_Items listed in a dataset:_
⁂
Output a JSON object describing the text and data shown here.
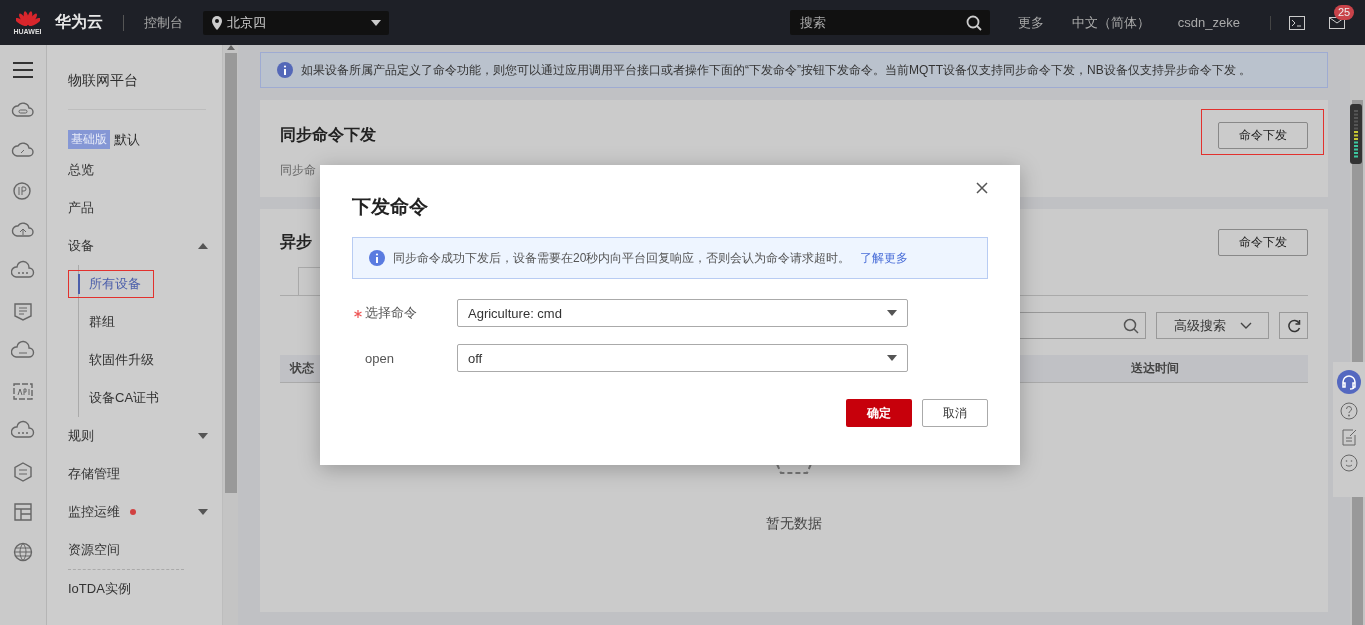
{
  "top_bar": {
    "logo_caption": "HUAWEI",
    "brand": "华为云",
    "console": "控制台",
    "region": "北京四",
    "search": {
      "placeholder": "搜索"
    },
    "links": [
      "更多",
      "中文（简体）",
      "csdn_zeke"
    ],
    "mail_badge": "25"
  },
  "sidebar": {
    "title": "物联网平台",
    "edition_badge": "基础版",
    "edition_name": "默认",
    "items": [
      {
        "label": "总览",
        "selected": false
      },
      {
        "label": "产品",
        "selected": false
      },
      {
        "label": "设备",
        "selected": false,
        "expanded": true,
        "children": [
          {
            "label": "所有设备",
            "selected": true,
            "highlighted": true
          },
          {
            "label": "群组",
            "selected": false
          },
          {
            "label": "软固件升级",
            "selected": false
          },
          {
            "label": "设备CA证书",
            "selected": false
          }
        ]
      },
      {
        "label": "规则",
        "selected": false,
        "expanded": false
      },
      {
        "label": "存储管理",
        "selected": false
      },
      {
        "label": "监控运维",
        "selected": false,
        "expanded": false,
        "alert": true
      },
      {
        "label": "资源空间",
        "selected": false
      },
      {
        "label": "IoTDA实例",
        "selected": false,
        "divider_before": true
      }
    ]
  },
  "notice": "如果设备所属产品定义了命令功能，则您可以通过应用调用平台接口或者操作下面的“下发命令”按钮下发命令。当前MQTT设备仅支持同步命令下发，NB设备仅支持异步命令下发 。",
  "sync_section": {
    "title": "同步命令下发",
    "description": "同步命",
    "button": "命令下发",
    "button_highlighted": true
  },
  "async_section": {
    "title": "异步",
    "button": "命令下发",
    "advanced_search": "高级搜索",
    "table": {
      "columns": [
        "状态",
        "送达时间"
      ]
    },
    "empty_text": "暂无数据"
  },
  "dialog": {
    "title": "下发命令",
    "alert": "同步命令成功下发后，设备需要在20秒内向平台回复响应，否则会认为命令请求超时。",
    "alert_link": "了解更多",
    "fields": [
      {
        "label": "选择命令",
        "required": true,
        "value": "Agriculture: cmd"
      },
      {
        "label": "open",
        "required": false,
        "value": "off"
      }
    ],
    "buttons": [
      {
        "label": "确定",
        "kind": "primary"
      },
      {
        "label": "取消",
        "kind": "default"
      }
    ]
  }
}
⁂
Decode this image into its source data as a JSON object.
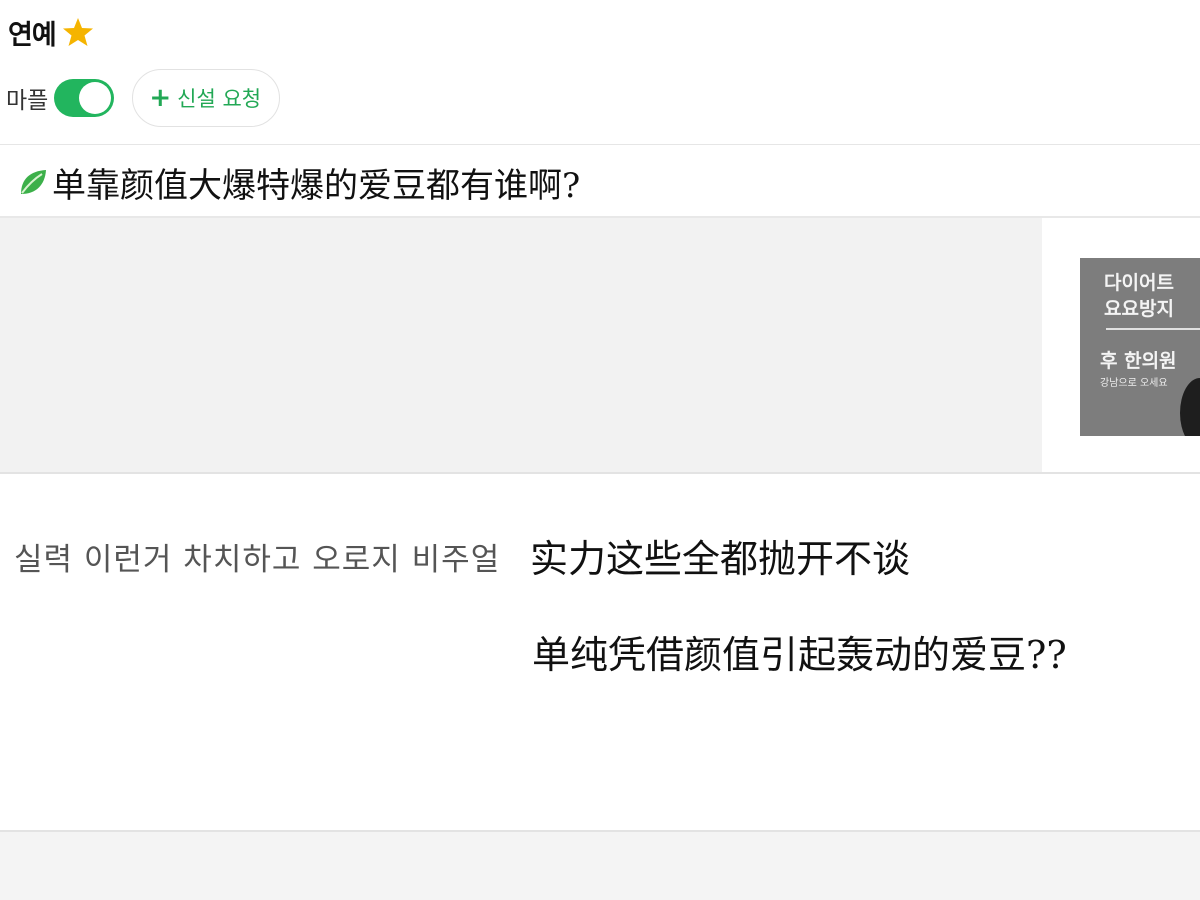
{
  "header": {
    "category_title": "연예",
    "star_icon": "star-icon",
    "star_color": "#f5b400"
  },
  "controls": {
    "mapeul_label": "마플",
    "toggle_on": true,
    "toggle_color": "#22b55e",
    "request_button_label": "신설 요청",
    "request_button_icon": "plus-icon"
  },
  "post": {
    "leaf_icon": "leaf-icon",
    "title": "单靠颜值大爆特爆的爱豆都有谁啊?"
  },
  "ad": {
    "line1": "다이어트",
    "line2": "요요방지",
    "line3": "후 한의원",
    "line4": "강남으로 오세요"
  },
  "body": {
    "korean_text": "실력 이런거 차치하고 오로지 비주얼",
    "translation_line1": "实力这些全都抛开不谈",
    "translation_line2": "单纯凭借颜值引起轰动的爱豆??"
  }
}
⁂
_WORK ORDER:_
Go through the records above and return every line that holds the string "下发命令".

_RESPONSE TO THE EXERCISE:_
  "notice": "如果设备所属产品定义了命令功能，则您可以通过应用调用平台接口或者操作下面的“下发命令”按钮下发命令。当前MQTT设备仅支持同步命令下发，NB设备仅支持异步命令下发 。",
    "title": "下发命令",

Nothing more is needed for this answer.